Israel Makes Waves by Simulating an Earthquake
2010 January 25
by Avraham Zuroff
(IsraelNN.com) The Seismologic Division of the Ministry of National Infrastructure’s Geophysical Institute will attempt to simulate an earthquake in the southern Negev on Thursday. The experiment, financed by the U.S. Defense Department, is a joint project with the University of Hawaii and is part of a scientific project intended to improve seismological and acoustic readings in Israel and its environs, up to a 1,000 km/621 mile radius.
（IsraelNN.com）國家基礎設施部的地球物理研究所的地震學小組，週四在內蓋夫南部將嘗試模擬地震，是經費由美國國防部支持的實驗，與夏威夷大學的一個聯合項目，亦是一一個科學項目的部分，旨在改進地震學和在以色列和其周圍地區的聲學讀數，達到 1000 km/621哩半徑。
The experiment intends to improve the understanding of sound waves in the atmosphere. Scientists will then be able to fine-tune Israel’s seismological equipment to give advance warning of earthquakes. Measurements will also be taken in other countries, including Cyprus, Greece, France, and Germany.
Israel will create a controlled explosion of 80 tons of explosive material, which will simulate the intensity of a tremor after an earthquake of Magnitude 3. Natural earthquakes of a similar intensity occur in the Middle East region about once a week, without the public feeling them.
The results from the experiment will be available to the entire scientific community and is expected to make an additional contribution to scientific research of sound waves in the atmosphere and earthquakes.
In the last few years, the Geophysical Institute has created several earthquake simulations in order to calibrate its equipment. In June 2004, the institute detonated 32 tons of explosives in the southern Negev. In June 2005, the institute detonated 20 tons in the Beit Alfa quarries in the Jezreel Valley south of the Galilee. The success of the experiments has significantly contributed to improving the accuracy of identifying earthquakes in Israel.

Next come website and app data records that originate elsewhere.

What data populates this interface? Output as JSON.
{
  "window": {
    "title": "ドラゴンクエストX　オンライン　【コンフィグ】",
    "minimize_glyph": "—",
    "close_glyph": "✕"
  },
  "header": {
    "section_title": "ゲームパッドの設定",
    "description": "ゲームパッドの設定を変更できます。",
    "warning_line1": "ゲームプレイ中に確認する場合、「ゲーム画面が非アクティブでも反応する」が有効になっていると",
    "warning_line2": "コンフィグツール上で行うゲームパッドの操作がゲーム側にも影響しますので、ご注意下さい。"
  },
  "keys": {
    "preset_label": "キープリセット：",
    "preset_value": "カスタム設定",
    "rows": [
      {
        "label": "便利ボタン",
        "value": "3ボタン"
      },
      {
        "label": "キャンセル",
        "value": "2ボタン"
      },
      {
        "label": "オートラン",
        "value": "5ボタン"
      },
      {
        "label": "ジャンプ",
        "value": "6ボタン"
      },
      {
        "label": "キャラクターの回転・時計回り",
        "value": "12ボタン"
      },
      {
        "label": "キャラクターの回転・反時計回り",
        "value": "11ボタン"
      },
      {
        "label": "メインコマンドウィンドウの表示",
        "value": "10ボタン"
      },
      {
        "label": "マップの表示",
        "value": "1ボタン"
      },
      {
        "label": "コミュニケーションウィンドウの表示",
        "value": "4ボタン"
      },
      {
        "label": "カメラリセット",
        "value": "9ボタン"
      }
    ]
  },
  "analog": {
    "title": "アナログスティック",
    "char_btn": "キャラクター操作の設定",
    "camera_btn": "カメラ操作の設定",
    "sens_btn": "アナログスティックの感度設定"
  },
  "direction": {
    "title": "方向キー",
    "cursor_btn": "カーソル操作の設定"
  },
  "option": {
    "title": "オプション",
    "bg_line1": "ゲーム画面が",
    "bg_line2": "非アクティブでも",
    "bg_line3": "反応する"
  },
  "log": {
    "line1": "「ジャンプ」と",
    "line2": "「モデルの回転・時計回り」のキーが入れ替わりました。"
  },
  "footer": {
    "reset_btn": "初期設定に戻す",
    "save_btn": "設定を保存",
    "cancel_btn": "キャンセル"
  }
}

The Ministry of National Infrastructure and Finance Ministry have recently financed a three-year plan to upgrade Israel’s seismological equipment, as part of Israel’s earthquake advance warning system.